You cannot register your trademark if it is too similar to another registered trademark. As such, you need to research other trademarks that may conflict with your own. To reduce the chances of application rejection, you need to conduct a thorough trademark search. This search should include trademarks registered with federal and state governments. It should also include trademarks that have common law protection.
Prepare and File Your Trademark Application
Once you determine that your trademark does not conflict with another trademark, you can file the application. You need to provide a picture of your trademark and an example of how you use this trademark in your business. You also must show how you intend to use this trademark for goods or services. This is important because you only have trademark protection for the type of goods or services listed in your application.
Respond to Actions
A USPTO examining attorney will then evaluate your trademark application and send you a letter of action. This letter will list any questions or concerns the attorney has about approving your trademark. Respond to the “Office action” letter promptly. You must address all the attorney’s concerns before they will approve your application.

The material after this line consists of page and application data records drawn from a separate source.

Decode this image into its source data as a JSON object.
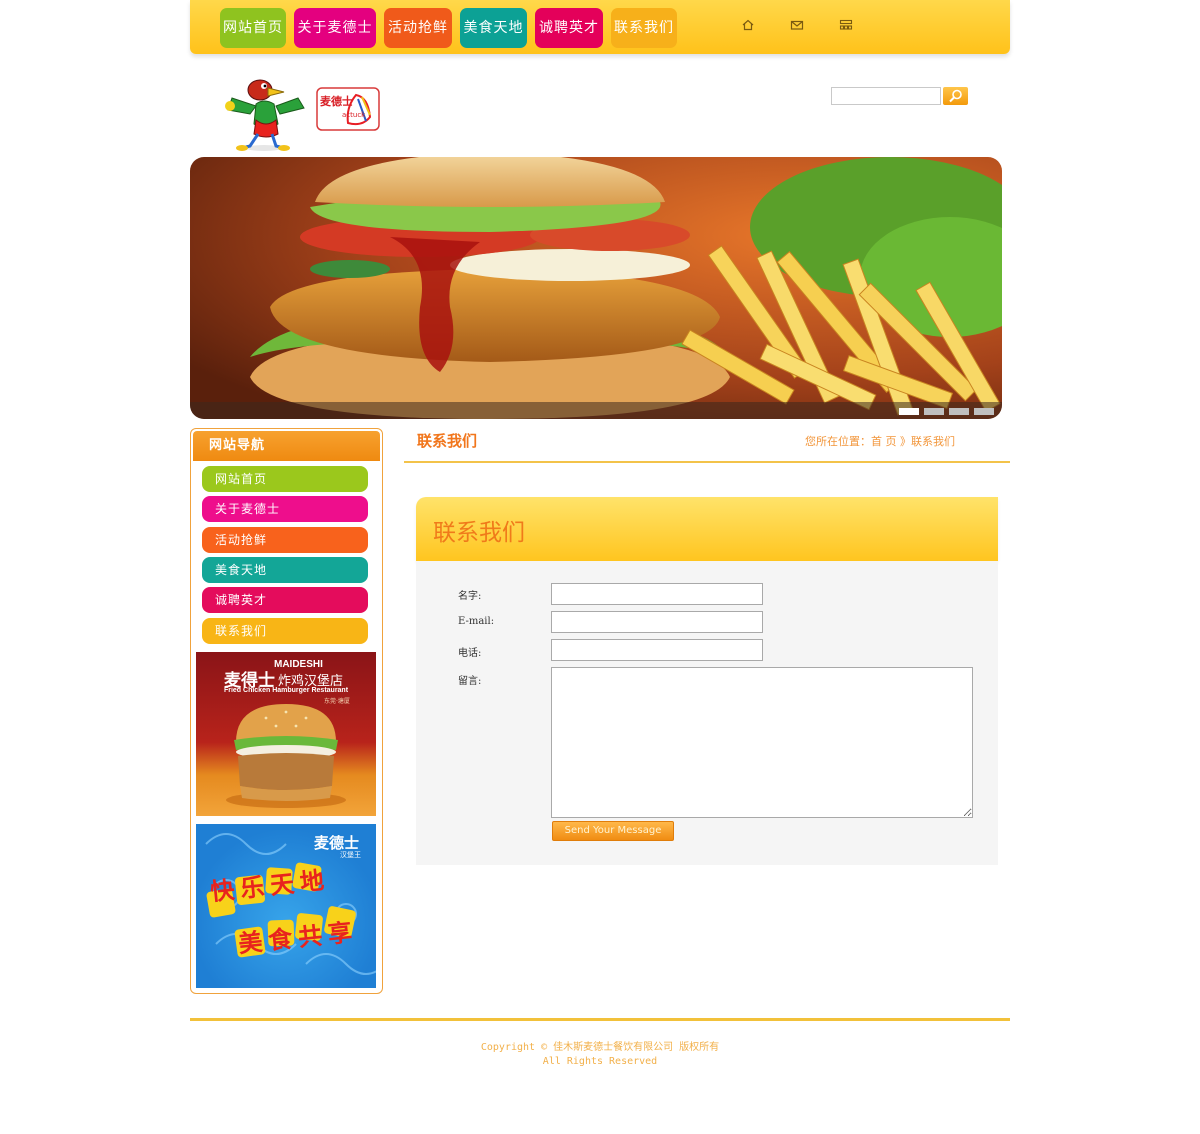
{
  "nav": {
    "items": [
      {
        "label": "网站首页",
        "color": "#8fc31f"
      },
      {
        "label": "关于麦德士",
        "color": "#e4007f"
      },
      {
        "label": "活动抢鲜",
        "color": "#f05a1a"
      },
      {
        "label": "美食天地",
        "color": "#0ca195"
      },
      {
        "label": "诚聘英才",
        "color": "#e4005a"
      },
      {
        "label": "联系我们",
        "color": "#f7b01a"
      }
    ],
    "icons": [
      "home-icon",
      "mail-icon",
      "sitemap-icon"
    ]
  },
  "brand": {
    "logo_text": "麦德士",
    "logo_sub": "actuck",
    "mascot": "cartoon-bird-mascot"
  },
  "search": {
    "placeholder": "",
    "button_icon": "search-icon"
  },
  "banner": {
    "subject": "burger-and-fries",
    "slides": 4,
    "active_slide": 1
  },
  "sidebar": {
    "title": "网站导航",
    "items": [
      {
        "label": "网站首页",
        "color": "#9bc81c"
      },
      {
        "label": "关于麦德士",
        "color": "#ee0e8c"
      },
      {
        "label": "活动抢鲜",
        "color": "#f8621c"
      },
      {
        "label": "美食天地",
        "color": "#13a697"
      },
      {
        "label": "诚聘英才",
        "color": "#e40c5c"
      },
      {
        "label": "联系我们",
        "color": "#f8b516"
      }
    ],
    "ad1": {
      "title": "麦得士",
      "title2": "炸鸡汉堡店",
      "en_brand": "MAIDESHI",
      "subtitle": "Fried Chicken Hamburger Restaurant",
      "note": "东莞·塘厦"
    },
    "ad2": {
      "logo": "麦德士",
      "logo_sub": "汉堡王",
      "line1": "快乐天地",
      "line2": "美食共享"
    }
  },
  "main": {
    "title": "联系我们",
    "breadcrumb": {
      "prefix": "您所在位置：",
      "home": "首 页",
      "sep": "》",
      "current": "联系我们"
    },
    "panel_title": "联系我们",
    "form": {
      "name_label": "名字:",
      "email_label": "E-mail:",
      "phone_label": "电话:",
      "message_label": "留言:",
      "name_value": "",
      "email_value": "",
      "phone_value": "",
      "message_value": "",
      "submit_label": "Send Your Message"
    }
  },
  "footer": {
    "copyright": "Copyright © 佳木斯麦德士餐饮有限公司 版权所有",
    "rights": "All Rights Reserved"
  },
  "colors": {
    "accent": "#f7a12f",
    "title": "#f1761c",
    "bar": "#ffc21a"
  }
}
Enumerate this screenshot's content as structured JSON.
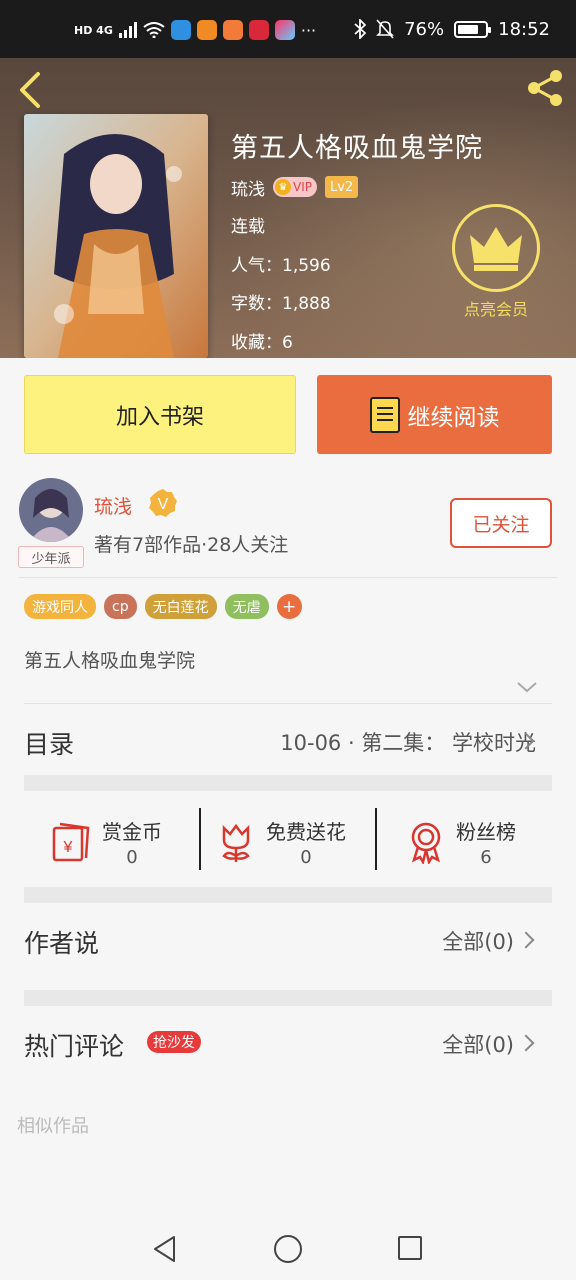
{
  "status_bar": {
    "network": "HD 4G",
    "battery": "76%",
    "battery_level": 0.76,
    "time": "18:52",
    "more": "···"
  },
  "book": {
    "title": "第五人格吸血鬼学院",
    "author": "琉浅",
    "vip": "VIP",
    "level": "Lv2",
    "status": "连载",
    "popularity": "人气：1,596",
    "word_count": "字数：1,888",
    "favorites": "收藏：6"
  },
  "member": {
    "label": "点亮会员"
  },
  "actions": {
    "add_to_shelf": "加入书架",
    "continue_reading": "继续阅读"
  },
  "author_card": {
    "name": "琉浅",
    "badge": "V",
    "tag": "少年派",
    "meta": "著有7部作品·28人关注",
    "follow_label": "已关注"
  },
  "tags": [
    {
      "label": "游戏同人",
      "color": "#f3b33d"
    },
    {
      "label": "cp",
      "color": "#c9745a"
    },
    {
      "label": "无白莲花",
      "color": "#d0a13b"
    },
    {
      "label": "无虐",
      "color": "#8fbf5e"
    }
  ],
  "tag_add": "+",
  "description": "第五人格吸血鬼学院",
  "catalog": {
    "label": "目录",
    "latest": "10-06 · 第二集：  学校时光"
  },
  "stats": [
    {
      "label": "赏金币",
      "value": "0",
      "icon": "envelope-coin-icon"
    },
    {
      "label": "免费送花",
      "value": "0",
      "icon": "flower-icon"
    },
    {
      "label": "粉丝榜",
      "value": "6",
      "icon": "medal-icon"
    }
  ],
  "author_says": {
    "label": "作者说",
    "all": "全部(0)"
  },
  "hot_comments": {
    "label": "热门评论",
    "badge": "抢沙发",
    "all": "全部(0)"
  },
  "similar": {
    "label": "相似作品"
  },
  "colors": {
    "accent_orange": "#ea6d40",
    "shelf_yellow": "#fcf27d",
    "author_red": "#e0533a"
  }
}
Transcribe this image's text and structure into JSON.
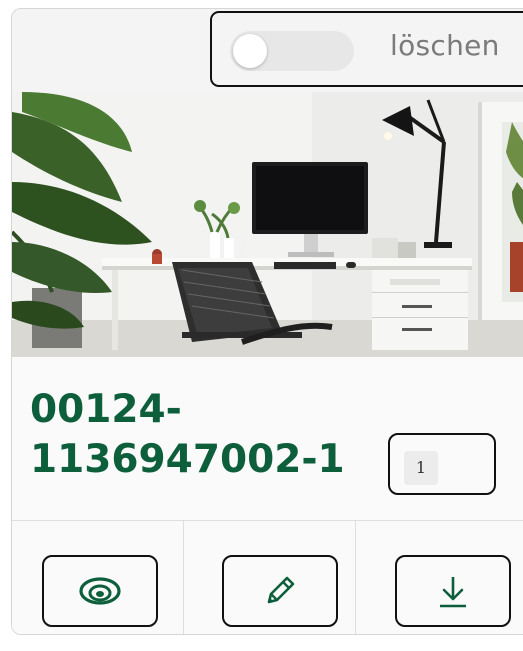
{
  "toggle": {
    "label": "löschen",
    "checked": false
  },
  "item": {
    "title_line1": "00124-",
    "title_line2": "1136947002-1",
    "badge_count": "1",
    "image_alt": "Schreibtisch mit Monitor, Lampe und Pflanzen"
  },
  "actions": [
    {
      "icon": "eye-icon"
    },
    {
      "icon": "pencil-icon"
    },
    {
      "icon": "download-icon"
    }
  ],
  "colors": {
    "title": "#0d5e3b",
    "icon": "#0d5e3b",
    "toggle_label": "#7b7b7b"
  }
}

Monitor Your Trademark
Once the attorney approves your trademark registration, it is important to watch your trademark closely. Efficient trademark monitoring can alert you to infringement. An example of this is when other applications register trademarks that seem similar to your own. When another company infringes on your intellectual property, you may need to get aggressive. Sending a “cease and desist” letter could help. In some cases, you may have to file a lawsuit in federal court.
Maintain Your Trademark
Trademark registrations will last for ten years. They are renewable every ten years, provided you file maintenance documents between the fifth and sixth years. You must also file maintenance documents between the ninth and tenth years and every ten years after that. If you miss a maintenance deadline, you will lose your trademark registration.
Contact a Redwood City Intellectual Property Attorney Today
Your business and your livelihood depend on protecting your intellectual property. If you wish to protect your trademark, we can help. It is important to speak to our experienced Redwood City intellectual property attorney immediately. He can help you throughout the trademark registration process and ensure that you do not miss any critical deadlines.
To learn more, contact our Redwood City intellectual property attorney at Winghart Law Group, Inc. today at (650) 332-2994 or fill out our confidential contact form. We’ve been serving Palo Alto, Redwood City, and Bay Area businesses for years. Call us today!